Canadian Cyclist


September 25/22 12:53 pm - Zuckowsky 36th in Worlds Road Race

Posted by Editoress on 09/25/22

The 2022 Road World Championships in Wollongong, Australia, concluded on Sunday with the Elite Men's road race, a 267 kilometre competition won by Belgium's Remco Evenepoel in an impressive solo ride for the final 30 kilometres. France's Christophe Laporte and Australian Michael Matthews were the silver and bronze medalists in the small bunch sprint over two minutes behind Evenepoel. Nickolas Zuckowsky was the only Canadian finisher, in 36th place at 3:01, just behind the second chase group.



Remco Evenepoel wins photo Getty



L to r: Christophe Laporte, Remco Evenepoel, Michael Matthews  photo Getty


Photo Gallery



Nickolas Zuckowsky



 Pier-Andre Cote

Photo Gallery

Canadian road champion Pier-Andre Cote was a member of the early 12 rider break that managed to gain over five minutes on the peloton before the French team of two-time defending champion Julien Alaphilippe decided to chase and reduce the gap. The riders had a 50 kilometre run in to the finishing circuit, which they then completed 12 times.

The field split, with a larger group, including Zuckowsky and Evenepoel moving up to join the leaders with approximately 60 kilometres to go, while the main peloton, including Alaphilippe and Wout van Aert (Belgium) seeming content to allow an almost seven minute gap to form before finally started to up the tempo in the final 100 kilometres.

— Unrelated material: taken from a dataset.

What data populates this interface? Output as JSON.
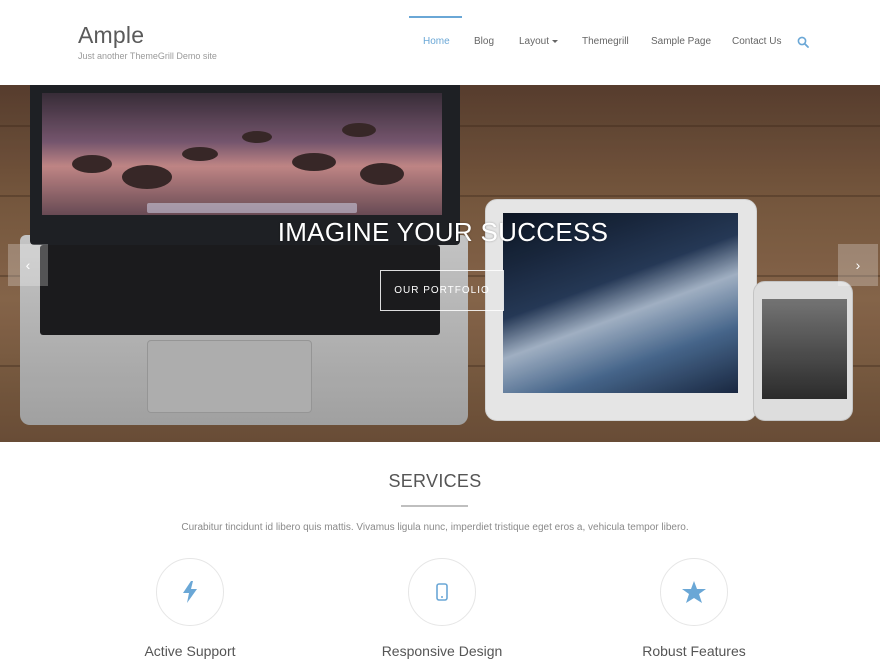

"I'm really satisfied," said Cote to Sportcom. "It was a bit of a gamble to be in the breakaway. We arrived at the bottom of the [main climb on the run in] climb 6-7 minutes ahead and we went over to the top with three minutes. It hurt us, because we had to go fast early. It was the best way for us to have two guys in the (leading) group. [...] I was able to help him, but not for long. When you've been in the morning break for five hours, at some point you start to stall." Cote was pulled from the race by officials before the start of the second to last lap.

The gap was starting to come down steadily, and at three laps to go was just over two minutes. Everything seemed to be well in hand for the main bunch to catch the leaders with about 20-25 kilometres to go, but then Evenepoel and Australia's Jai Hindley attacked out of the lead group. Evenepoel was coming off winning the Vuelta a Espana, while Hindley had won the Giro d'Italia earlier in the season, so this was a dangerous move. Alexey Lutsenko (Kazakhstan) jumped across while Hindley faded, leaving just two at the front.

"It was a really good shot!," explained Zuckowsky to Sportcom. "It is from this group that Remco came out for the victory. On the other hand, it's a shame, because I suffered from cramps a lap and a half from the finish. It was really difficult and I even thought about giving up, but in the end they got through and I was able to hang on to what was left of the peloton."

"Having cramps in both legs at the same time was pretty excruciating. It's a shame because I felt great and I knew I was in good shape. [...] If it weren't for the cramps, I can say with confidence that I would have been in the group of those who fought for the podium ... but not with Remco!"

Evenepoel dropped the Kazakh rider as the chase splintered behind him. The winner of Liege-Bastogne-Liege as well as the Vuelta was clearly in a class of his own, continuing to increase his lead through the remaining two laps. Lutsenko began to falter and was caught by a chase group of three in the final five kilometres which, in turn, was swallowed up by the remnants of the field in the final 500 metres.

Zuckowsky rarely competes in races of this distance; "[This race] is a step in the right direction and it's very, very educational. [...] I come here and I don't quite feel like an impostor and the positioning (in the peloton) is less of an obstacle. I can make good decisions and remain calm, even when the action and the effort are quite intense. Championships like that, it's a really unique race."

After the race, Cote spoke to the controversy of being forced to pay his own travel expenses [see ; Athletes Pay to Play at the Worlds]:

"It is not easy. It was money and time, but somewhere, it's still the biggest one-day race in our sport. It is experience. [...] How much will I gain from the Elite World Championships? Several [things], I hope, but these are just my second [Worlds]. [Paying], in principle, it really hurts, I won't hide it," suggesting that it could lead riders at future Worlds to ride for themselves rather than the team."We guys know each other well, together, and we have respect for each other. But I could understand that someone wouldn't [work] for someone else if he paid $5,000 for his plane ticket to come here. It gives anyone the right to race."

Zuckowsky also admitted that he will leave Human Powered Health for a new team next season, but will not name it at this time.

Photo Gallery



Return to Canadian Cyclist homepage | Back to Top

 Privacy Policy | Contact | Subscribe to RSS Feed  | Logout
 © Copyright 1998-2024 Canadian Cyclist. All rights reserved.